**What to do:** A word-for-word repetition of the records beneath this task is the expected answer.

**Entries supplied:**
⟨

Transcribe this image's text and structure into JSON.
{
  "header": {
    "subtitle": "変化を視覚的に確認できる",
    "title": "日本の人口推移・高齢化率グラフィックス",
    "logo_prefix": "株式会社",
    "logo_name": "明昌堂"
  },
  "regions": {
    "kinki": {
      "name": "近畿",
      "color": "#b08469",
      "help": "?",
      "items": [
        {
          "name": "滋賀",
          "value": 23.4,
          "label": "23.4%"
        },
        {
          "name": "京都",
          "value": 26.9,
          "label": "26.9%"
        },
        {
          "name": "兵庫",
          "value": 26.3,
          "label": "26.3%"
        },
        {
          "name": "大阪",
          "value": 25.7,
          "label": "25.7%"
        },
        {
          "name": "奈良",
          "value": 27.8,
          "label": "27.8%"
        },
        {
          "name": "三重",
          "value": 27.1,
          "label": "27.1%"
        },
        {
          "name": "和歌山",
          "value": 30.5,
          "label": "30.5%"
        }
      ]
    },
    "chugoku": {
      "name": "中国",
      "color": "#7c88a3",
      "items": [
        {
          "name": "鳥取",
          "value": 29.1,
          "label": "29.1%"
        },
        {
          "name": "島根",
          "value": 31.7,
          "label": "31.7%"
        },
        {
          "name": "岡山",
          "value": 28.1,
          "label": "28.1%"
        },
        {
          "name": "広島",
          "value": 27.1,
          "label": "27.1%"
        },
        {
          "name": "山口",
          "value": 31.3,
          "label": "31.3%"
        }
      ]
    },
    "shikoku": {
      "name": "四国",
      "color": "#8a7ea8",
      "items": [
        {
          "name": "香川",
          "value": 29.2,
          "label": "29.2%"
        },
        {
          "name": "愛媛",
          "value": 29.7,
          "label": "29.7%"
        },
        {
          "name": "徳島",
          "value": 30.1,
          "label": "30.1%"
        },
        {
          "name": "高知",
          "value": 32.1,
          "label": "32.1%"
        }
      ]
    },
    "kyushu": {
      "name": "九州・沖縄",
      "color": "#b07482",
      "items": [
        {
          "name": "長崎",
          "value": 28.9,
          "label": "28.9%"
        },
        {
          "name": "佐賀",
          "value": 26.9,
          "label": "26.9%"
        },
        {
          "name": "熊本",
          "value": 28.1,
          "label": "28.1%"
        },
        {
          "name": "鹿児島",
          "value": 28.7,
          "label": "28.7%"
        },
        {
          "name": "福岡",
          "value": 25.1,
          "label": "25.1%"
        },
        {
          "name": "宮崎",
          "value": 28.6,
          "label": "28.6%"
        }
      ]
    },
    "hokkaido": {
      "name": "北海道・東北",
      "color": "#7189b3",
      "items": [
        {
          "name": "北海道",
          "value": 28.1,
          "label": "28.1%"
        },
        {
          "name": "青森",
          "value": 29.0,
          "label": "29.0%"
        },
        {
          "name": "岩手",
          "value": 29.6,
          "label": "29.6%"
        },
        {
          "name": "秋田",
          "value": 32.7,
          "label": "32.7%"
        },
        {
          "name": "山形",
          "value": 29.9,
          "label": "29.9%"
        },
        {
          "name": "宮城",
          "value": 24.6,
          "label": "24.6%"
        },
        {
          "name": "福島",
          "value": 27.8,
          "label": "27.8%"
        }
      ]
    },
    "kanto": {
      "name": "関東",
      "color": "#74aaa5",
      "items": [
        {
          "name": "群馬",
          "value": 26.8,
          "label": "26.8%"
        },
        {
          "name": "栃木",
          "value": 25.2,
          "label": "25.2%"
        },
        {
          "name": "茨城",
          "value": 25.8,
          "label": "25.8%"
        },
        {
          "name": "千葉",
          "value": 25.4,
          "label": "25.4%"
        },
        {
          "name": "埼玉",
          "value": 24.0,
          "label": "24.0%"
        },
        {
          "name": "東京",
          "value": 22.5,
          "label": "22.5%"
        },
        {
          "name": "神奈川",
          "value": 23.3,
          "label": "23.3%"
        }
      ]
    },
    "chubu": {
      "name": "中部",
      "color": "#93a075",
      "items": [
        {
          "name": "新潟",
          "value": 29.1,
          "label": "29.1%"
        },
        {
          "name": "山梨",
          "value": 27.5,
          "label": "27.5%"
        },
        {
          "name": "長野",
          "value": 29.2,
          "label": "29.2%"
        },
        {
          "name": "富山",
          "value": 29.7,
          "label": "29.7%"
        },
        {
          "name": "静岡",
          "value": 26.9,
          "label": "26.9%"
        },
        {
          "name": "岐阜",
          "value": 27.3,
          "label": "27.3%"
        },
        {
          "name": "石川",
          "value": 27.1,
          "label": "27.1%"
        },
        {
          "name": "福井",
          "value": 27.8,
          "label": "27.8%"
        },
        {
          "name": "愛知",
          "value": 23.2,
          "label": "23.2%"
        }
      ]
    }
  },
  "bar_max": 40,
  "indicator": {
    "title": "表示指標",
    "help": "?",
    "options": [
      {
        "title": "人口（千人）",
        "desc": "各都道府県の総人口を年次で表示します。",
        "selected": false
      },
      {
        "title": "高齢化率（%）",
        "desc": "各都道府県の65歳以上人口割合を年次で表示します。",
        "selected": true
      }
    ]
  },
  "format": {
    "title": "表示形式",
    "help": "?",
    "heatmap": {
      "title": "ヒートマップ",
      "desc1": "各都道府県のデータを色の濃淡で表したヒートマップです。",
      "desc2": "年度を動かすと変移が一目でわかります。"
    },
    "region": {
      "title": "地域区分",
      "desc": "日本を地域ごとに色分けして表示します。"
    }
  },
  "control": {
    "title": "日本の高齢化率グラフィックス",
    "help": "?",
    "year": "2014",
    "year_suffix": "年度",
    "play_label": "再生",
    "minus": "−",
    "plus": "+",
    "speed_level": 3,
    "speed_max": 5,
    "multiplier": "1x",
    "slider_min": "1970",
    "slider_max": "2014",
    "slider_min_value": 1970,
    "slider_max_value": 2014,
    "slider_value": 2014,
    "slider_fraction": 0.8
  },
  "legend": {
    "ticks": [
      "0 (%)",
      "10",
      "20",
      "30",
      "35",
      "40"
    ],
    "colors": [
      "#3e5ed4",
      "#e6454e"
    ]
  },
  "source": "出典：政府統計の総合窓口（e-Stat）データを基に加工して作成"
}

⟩

**Output below:**
Transcribe this image's text and structure into JSON.
{
  "header": {
    "subtitle": "変化を視覚的に確認できる",
    "title": "日本の人口推移・高齢化率グラフィックス",
    "logo_prefix": "株式会社",
    "logo_name": "明昌堂"
  },
  "regions": {
    "kinki": {
      "name": "近畿",
      "color": "#b08469",
      "help": "?",
      "items": [
        {
          "name": "滋賀",
          "value": 23.4,
          "label": "23.4%"
        },
        {
          "name": "京都",
          "value": 26.9,
          "label": "26.9%"
        },
        {
          "name": "兵庫",
          "value": 26.3,
          "label": "26.3%"
        },
        {
          "name": "大阪",
          "value": 25.7,
          "label": "25.7%"
        },
        {
          "name": "奈良",
          "value": 27.8,
          "label": "27.8%"
        },
        {
          "name": "三重",
          "value": 27.1,
          "label": "27.1%"
        },
        {
          "name": "和歌山",
          "value": 30.5,
          "label": "30.5%"
        }
      ]
    },
    "chugoku": {
      "name": "中国",
      "color": "#7c88a3",
      "items": [
        {
          "name": "鳥取",
          "value": 29.1,
          "label": "29.1%"
        },
        {
          "name": "島根",
          "value": 31.7,
          "label": "31.7%"
        },
        {
          "name": "岡山",
          "value": 28.1,
          "label": "28.1%"
        },
        {
          "name": "広島",
          "value": 27.1,
          "label": "27.1%"
        },
        {
          "name": "山口",
          "value": 31.3,
          "label": "31.3%"
        }
      ]
    },
    "shikoku": {
      "name": "四国",
      "color": "#8a7ea8",
      "items": [
        {
          "name": "香川",
          "value": 29.2,
          "label": "29.2%"
        },
        {
          "name": "愛媛",
          "value": 29.7,
          "label": "29.7%"
        },
        {
          "name": "徳島",
          "value": 30.1,
          "label": "30.1%"
        },
        {
          "name": "高知",
          "value": 32.1,
          "label": "32.1%"
        }
      ]
    },
    "kyushu": {
      "name": "九州・沖縄",
      "color": "#b07482",
      "items": [
        {
          "name": "長崎",
          "value": 28.9,
          "label": "28.9%"
        },
        {
          "name": "佐賀",
          "value": 26.9,
          "label": "26.9%"
        },
        {
          "name": "熊本",
          "value": 28.1,
          "label": "28.1%"
        },
        {
          "name": "鹿児島",
          "value": 28.7,
          "label": "28.7%"
        },
        {
          "name": "福岡",
          "value": 25.1,
          "label": "25.1%"
        },
        {
          "name": "宮崎",
          "value": 28.6,
          "label": "28.6%"
        }
      ]
    },
    "hokkaido": {
      "name": "北海道・東北",
      "color": "#7189b3",
      "items": [
        {
          "name": "北海道",
          "value": 28.1,
          "label": "28.1%"
        },
        {
          "name": "青森",
          "value": 29.0,
          "label": "29.0%"
        },
        {
          "name": "岩手",
          "value": 29.6,
          "label": "29.6%"
        },
        {
          "name": "秋田",
          "value": 32.7,
          "label": "32.7%"
        },
        {
          "name": "山形",
          "value": 29.9,
          "label": "29.9%"
        },
        {
          "name": "宮城",
          "value": 24.6,
          "label": "24.6%"
        },
        {
          "name": "福島",
          "value": 27.8,
          "label": "27.8%"
        }
      ]
    },
    "kanto": {
      "name": "関東",
      "color": "#74aaa5",
      "items": [
        {
          "name": "群馬",
          "value": 26.8,
          "label": "26.8%"
        },
        {
          "name": "栃木",
          "value": 25.2,
          "label": "25.2%"
        },
        {
          "name": "茨城",
          "value": 25.8,
          "label": "25.8%"
        },
        {
          "name": "千葉",
          "value": 25.4,
          "label": "25.4%"
        },
        {
          "name": "埼玉",
          "value": 24.0,
          "label": "24.0%"
        },
        {
          "name": "東京",
          "value": 22.5,
          "label": "22.5%"
        },
        {
          "name": "神奈川",
          "value": 23.3,
          "label": "23.3%"
        }
      ]
    },
    "chubu": {
      "name": "中部",
      "color": "#93a075",
      "items": [
        {
          "name": "新潟",
          "value": 29.1,
          "label": "29.1%"
        },
        {
          "name": "山梨",
          "value": 27.5,
          "label": "27.5%"
        },
        {
          "name": "長野",
          "value": 29.2,
          "label": "29.2%"
        },
        {
          "name": "富山",
          "value": 29.7,
          "label": "29.7%"
        },
        {
          "name": "静岡",
          "value": 26.9,
          "label": "26.9%"
        },
        {
          "name": "岐阜",
          "value": 27.3,
          "label": "27.3%"
        },
        {
          "name": "石川",
          "value": 27.1,
          "label": "27.1%"
        },
        {
          "name": "福井",
          "value": 27.8,
          "label": "27.8%"
        },
        {
          "name": "愛知",
          "value": 23.2,
          "label": "23.2%"
        }
      ]
    }
  },
  "bar_max": 40,
  "indicator": {
    "title": "表示指標",
    "help": "?",
    "options": [
      {
        "title": "人口（千人）",
        "desc": "各都道府県の総人口を年次で表示します。",
        "selected": false
      },
      {
        "title": "高齢化率（%）",
        "desc": "各都道府県の65歳以上人口割合を年次で表示します。",
        "selected": true
      }
    ]
  },
  "format": {
    "title": "表示形式",
    "help": "?",
    "heatmap": {
      "title": "ヒートマップ",
      "desc1": "各都道府県のデータを色の濃淡で表したヒートマップです。",
      "desc2": "年度を動かすと変移が一目でわかります。"
    },
    "region": {
      "title": "地域区分",
      "desc": "日本を地域ごとに色分けして表示します。"
    }
  },
  "control": {
    "title": "日本の高齢化率グラフィックス",
    "help": "?",
    "year": "2014",
    "year_suffix": "年度",
    "play_label": "再生",
    "minus": "−",
    "plus": "+",
    "speed_level": 3,
    "speed_max": 5,
    "multiplier": "1x",
    "slider_min": "1970",
    "slider_max": "2014",
    "slider_min_value": 1970,
    "slider_max_value": 2014,
    "slider_value": 2014,
    "slider_fraction": 0.8
  },
  "legend": {
    "ticks": [
      "0 (%)",
      "10",
      "20",
      "30",
      "35",
      "40"
    ],
    "colors": [
      "#3e5ed4",
      "#e6454e"
    ]
  },
  "source": "出典：政府統計の総合窓口（e-Stat）データを基に加工して作成"
}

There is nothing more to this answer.